*** Data supplied ***

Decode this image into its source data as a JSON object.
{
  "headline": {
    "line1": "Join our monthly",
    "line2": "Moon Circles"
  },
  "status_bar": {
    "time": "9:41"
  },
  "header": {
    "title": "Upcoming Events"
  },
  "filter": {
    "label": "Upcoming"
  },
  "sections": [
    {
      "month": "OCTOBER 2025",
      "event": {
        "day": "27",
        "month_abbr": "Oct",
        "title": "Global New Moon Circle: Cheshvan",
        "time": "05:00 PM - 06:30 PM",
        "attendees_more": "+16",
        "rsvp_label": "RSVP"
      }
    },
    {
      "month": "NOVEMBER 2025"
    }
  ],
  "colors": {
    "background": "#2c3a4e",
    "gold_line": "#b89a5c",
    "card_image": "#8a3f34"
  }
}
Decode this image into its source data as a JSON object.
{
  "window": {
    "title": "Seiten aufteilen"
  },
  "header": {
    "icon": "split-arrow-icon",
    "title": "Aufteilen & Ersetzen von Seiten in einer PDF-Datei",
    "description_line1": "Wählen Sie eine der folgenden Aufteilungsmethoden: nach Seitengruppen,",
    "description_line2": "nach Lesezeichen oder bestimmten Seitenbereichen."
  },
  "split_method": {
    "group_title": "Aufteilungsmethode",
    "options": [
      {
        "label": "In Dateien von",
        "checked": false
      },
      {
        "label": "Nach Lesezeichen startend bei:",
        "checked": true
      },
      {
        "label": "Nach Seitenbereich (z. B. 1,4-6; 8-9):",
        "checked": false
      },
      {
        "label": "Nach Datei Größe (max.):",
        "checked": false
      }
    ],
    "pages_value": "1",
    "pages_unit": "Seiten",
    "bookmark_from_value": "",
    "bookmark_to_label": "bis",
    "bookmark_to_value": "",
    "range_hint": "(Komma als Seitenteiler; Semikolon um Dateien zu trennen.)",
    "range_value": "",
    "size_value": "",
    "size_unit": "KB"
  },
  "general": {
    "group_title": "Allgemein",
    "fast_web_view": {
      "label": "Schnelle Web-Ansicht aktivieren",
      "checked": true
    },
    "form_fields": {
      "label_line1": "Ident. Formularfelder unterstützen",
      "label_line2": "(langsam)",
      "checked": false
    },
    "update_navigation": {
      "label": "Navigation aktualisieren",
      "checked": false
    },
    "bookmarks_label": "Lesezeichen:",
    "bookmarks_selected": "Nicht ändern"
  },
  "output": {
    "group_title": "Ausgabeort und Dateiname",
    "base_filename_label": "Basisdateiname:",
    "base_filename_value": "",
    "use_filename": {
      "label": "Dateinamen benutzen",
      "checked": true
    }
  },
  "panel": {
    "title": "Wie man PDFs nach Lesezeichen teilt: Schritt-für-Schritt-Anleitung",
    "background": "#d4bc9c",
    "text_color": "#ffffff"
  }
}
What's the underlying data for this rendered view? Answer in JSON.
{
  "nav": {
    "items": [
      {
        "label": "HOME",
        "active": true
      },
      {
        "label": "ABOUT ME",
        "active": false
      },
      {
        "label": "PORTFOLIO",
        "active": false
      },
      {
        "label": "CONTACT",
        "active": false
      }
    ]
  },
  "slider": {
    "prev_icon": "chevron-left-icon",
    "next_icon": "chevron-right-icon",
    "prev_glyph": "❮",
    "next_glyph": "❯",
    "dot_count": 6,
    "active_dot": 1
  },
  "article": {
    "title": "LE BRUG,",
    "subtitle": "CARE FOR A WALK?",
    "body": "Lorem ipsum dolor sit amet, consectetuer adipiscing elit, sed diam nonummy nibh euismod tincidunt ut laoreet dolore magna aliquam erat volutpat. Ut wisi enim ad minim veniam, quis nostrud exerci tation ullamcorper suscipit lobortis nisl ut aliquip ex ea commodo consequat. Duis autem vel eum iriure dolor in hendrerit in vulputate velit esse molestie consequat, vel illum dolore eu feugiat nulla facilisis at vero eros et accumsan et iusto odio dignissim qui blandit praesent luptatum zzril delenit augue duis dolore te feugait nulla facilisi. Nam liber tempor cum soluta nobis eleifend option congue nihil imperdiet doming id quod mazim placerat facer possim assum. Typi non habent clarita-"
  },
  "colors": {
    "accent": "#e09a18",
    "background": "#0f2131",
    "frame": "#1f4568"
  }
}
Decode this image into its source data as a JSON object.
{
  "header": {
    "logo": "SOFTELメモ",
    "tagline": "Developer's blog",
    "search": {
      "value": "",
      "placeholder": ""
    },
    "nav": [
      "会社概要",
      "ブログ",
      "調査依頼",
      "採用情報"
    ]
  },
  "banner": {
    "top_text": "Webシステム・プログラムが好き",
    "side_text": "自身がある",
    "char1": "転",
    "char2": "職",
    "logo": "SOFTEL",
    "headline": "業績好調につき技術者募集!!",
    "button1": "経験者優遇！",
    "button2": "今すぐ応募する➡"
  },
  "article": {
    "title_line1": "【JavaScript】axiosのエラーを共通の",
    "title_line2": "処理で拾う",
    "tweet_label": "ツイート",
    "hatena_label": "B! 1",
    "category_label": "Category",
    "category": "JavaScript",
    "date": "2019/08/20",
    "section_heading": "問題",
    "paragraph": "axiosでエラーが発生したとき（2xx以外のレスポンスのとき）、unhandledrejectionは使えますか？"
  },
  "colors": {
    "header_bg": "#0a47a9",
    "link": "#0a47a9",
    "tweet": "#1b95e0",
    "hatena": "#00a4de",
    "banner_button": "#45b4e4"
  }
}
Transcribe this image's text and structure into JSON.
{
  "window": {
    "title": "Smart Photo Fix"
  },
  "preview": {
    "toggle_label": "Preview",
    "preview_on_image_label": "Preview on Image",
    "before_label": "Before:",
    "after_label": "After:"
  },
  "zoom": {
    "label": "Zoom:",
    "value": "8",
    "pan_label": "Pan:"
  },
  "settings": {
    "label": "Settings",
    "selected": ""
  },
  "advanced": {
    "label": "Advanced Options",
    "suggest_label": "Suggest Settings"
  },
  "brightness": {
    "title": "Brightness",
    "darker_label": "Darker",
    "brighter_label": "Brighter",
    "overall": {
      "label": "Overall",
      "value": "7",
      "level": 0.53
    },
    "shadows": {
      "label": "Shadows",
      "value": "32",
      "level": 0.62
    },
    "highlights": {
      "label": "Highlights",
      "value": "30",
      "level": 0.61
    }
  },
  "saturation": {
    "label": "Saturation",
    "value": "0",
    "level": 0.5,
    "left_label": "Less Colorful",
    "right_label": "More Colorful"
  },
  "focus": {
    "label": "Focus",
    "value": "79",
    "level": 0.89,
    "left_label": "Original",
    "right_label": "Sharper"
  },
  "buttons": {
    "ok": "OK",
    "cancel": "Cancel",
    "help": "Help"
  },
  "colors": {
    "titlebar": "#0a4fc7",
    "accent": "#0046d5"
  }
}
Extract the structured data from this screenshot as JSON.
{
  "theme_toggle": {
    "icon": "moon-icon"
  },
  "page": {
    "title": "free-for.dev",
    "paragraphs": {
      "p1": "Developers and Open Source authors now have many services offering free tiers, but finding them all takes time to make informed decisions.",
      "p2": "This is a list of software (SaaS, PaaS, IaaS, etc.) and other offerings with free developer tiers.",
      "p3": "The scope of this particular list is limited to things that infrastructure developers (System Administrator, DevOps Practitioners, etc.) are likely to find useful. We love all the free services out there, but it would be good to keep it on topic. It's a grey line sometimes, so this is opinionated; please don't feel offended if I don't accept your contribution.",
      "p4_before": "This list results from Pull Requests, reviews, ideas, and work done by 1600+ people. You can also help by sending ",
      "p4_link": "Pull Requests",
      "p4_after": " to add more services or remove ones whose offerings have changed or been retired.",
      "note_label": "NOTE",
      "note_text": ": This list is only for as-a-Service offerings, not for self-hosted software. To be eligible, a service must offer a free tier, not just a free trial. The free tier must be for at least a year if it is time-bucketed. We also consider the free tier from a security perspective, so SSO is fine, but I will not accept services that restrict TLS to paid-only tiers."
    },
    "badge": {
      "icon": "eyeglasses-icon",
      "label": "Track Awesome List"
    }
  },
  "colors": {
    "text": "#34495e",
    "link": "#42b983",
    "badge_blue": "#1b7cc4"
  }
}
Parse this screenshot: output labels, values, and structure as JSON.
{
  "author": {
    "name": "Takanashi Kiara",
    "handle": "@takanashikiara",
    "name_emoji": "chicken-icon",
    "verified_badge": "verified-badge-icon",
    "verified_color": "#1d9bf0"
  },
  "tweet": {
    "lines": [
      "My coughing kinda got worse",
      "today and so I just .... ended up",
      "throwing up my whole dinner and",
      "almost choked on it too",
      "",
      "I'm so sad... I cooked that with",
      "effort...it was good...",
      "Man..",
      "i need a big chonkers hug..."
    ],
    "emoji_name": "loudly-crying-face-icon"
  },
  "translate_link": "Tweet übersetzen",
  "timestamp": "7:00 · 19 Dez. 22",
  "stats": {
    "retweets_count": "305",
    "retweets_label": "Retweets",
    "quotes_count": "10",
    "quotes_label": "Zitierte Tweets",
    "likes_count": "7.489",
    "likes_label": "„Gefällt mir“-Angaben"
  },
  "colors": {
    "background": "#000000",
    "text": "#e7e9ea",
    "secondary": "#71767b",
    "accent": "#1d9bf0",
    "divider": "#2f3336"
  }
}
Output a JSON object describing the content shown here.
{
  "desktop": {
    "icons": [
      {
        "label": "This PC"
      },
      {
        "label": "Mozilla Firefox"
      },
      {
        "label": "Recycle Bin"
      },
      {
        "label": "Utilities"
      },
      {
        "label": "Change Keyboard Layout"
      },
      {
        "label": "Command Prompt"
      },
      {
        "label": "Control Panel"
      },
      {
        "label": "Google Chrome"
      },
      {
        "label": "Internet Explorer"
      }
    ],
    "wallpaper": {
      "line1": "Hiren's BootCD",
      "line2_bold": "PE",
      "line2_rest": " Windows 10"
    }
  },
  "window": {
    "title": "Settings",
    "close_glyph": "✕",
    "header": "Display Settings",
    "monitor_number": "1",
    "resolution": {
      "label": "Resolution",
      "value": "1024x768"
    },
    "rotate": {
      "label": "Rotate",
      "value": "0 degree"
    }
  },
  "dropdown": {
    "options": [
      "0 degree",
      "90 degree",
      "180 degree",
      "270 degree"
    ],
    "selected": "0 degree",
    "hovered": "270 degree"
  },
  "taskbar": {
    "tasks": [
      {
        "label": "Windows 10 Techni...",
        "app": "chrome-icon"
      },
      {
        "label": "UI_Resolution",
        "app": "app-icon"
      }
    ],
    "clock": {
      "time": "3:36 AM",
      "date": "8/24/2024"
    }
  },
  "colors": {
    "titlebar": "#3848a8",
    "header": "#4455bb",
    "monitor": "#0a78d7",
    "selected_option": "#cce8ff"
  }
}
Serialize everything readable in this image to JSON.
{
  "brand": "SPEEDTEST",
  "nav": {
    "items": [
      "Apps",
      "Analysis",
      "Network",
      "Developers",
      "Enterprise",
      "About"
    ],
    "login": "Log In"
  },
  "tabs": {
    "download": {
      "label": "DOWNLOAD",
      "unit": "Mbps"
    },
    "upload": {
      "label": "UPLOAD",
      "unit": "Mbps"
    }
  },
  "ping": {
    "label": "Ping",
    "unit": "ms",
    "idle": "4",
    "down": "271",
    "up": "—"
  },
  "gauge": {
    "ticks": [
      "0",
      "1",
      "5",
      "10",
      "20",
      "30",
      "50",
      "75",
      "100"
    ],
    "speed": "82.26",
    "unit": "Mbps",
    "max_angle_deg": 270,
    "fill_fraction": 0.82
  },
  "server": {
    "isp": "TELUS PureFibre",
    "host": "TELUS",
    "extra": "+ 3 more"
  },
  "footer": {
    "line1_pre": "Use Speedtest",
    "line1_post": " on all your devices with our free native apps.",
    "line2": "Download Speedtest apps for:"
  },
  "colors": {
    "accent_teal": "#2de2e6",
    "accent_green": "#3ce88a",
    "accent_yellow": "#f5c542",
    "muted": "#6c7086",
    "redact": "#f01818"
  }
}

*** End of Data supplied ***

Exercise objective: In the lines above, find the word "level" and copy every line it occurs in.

Written answer:
      "level": 0.53
      "level": 0.62
      "level": 0.61
    "level": 0.5,
    "level": 0.89,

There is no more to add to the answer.